Keywords:economic defence, stock-piling, Sweden, cold war, modernity, threat

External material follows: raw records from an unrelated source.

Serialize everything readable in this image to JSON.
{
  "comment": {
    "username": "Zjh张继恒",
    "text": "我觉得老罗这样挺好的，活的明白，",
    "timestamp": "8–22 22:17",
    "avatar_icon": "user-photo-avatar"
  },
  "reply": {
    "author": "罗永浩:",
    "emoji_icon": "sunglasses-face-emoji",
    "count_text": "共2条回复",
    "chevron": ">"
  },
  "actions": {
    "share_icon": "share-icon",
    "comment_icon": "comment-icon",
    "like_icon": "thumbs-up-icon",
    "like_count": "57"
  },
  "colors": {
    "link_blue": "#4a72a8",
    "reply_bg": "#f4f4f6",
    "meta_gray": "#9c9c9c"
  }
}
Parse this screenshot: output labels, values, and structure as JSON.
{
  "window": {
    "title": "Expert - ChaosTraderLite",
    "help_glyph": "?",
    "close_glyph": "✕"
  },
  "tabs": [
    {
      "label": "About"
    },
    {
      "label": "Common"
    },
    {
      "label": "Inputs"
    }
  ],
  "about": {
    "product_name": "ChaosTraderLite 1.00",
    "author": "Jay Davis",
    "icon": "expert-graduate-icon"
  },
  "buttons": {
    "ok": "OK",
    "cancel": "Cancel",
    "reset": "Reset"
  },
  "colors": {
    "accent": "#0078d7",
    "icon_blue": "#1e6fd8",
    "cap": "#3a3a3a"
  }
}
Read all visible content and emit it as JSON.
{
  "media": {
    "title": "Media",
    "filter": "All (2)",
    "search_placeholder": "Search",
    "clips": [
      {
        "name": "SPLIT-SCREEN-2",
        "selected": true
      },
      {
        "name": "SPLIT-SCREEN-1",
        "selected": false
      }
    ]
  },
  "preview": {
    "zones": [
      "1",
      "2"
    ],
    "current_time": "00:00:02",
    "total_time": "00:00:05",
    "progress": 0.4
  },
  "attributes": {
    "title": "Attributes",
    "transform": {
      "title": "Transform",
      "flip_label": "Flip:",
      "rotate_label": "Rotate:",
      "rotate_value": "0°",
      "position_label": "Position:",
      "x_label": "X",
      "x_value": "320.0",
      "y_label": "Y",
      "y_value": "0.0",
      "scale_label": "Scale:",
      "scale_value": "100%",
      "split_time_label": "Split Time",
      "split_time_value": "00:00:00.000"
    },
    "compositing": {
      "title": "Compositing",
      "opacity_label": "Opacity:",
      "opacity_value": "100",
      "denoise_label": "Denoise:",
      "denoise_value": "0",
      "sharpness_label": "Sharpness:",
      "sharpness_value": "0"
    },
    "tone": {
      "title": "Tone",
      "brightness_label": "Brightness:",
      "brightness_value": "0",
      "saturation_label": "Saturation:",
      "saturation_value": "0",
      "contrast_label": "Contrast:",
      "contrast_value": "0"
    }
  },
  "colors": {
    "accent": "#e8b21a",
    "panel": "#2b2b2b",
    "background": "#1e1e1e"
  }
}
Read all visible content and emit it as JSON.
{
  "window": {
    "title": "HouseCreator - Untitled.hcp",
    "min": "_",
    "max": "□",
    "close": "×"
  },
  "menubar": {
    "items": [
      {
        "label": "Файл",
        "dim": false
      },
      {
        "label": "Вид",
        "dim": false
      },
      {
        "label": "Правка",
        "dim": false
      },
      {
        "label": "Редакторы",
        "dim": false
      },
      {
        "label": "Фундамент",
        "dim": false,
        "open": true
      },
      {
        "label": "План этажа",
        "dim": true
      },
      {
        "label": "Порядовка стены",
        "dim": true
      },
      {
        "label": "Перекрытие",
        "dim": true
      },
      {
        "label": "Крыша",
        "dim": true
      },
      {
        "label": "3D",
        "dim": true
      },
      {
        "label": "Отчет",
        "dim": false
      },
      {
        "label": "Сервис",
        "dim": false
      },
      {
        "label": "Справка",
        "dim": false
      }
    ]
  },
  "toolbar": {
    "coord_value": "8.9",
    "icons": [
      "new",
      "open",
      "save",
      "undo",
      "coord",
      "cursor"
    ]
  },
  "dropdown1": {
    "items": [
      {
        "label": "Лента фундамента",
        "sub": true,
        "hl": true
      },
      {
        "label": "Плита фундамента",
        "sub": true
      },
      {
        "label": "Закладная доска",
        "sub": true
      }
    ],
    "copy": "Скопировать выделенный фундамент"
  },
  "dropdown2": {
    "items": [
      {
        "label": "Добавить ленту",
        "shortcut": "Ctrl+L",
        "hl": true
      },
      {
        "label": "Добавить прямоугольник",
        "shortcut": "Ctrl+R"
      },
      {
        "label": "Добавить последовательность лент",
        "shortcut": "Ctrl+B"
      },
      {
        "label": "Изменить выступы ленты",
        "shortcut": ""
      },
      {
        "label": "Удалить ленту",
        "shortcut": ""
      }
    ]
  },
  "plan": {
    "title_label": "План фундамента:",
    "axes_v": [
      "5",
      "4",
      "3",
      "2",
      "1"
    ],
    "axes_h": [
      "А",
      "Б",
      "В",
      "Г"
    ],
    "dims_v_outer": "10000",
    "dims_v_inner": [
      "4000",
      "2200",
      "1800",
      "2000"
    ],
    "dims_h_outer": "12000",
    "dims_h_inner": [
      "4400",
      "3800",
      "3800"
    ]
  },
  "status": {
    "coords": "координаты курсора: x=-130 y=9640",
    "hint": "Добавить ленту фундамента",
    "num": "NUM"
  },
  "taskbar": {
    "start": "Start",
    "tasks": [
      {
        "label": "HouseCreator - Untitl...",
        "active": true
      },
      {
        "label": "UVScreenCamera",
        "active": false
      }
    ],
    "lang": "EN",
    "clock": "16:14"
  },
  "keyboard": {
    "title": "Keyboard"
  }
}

This article focuses on the notions and motivations behind the expansion of Sweden’s late twentieth-century economic defence (supply security), a little-explored but crucial branch of the Swedish total defence at this time. By in particular exploring the role of modernity with regard to the formulation of threats and national self-images, we find that economic defence planners were vexed by a dilemma. On the one hand, embracing modernity was an integral part of Sweden’s self-image as a successful and progressive nation, but on the other hand, the increasing specialisation of the private sector and deepening foreign trade dependencies introduced growing vulnerabilities. The increasingly complex vulnerabilities of modern society thus made the task of ensuring Sweden’s supply security more and more difficult. Still, while bringing light to the downsides of modernity and arguing for the need to mitigate new vulnerabilities by means of various solutions (such as stockpiling crucial goods), the central economic defence authorities nevertheless remained loyal to the fundamental notion that Sweden as a nation must embrace modern progress. Some of the solutions brought forward by defence planners were, in fact, presented as part of this progress in terms of the ingenuity of Swedish engineers or the strength and flexibility of the private sector. We also explore the motivations for Sweden terminating this nationally organised supply security system at the turn of the 21st century. In this context, we show that the self-image of being modern played a crucial part, particularly when state officials began to describe the threat of war as being ”outdated” (Swe. omodernt). As it was now associated with something both unnecessary and contrary to the Swedish self-image of being modern, the supply security system was finally decommissioned by 2002.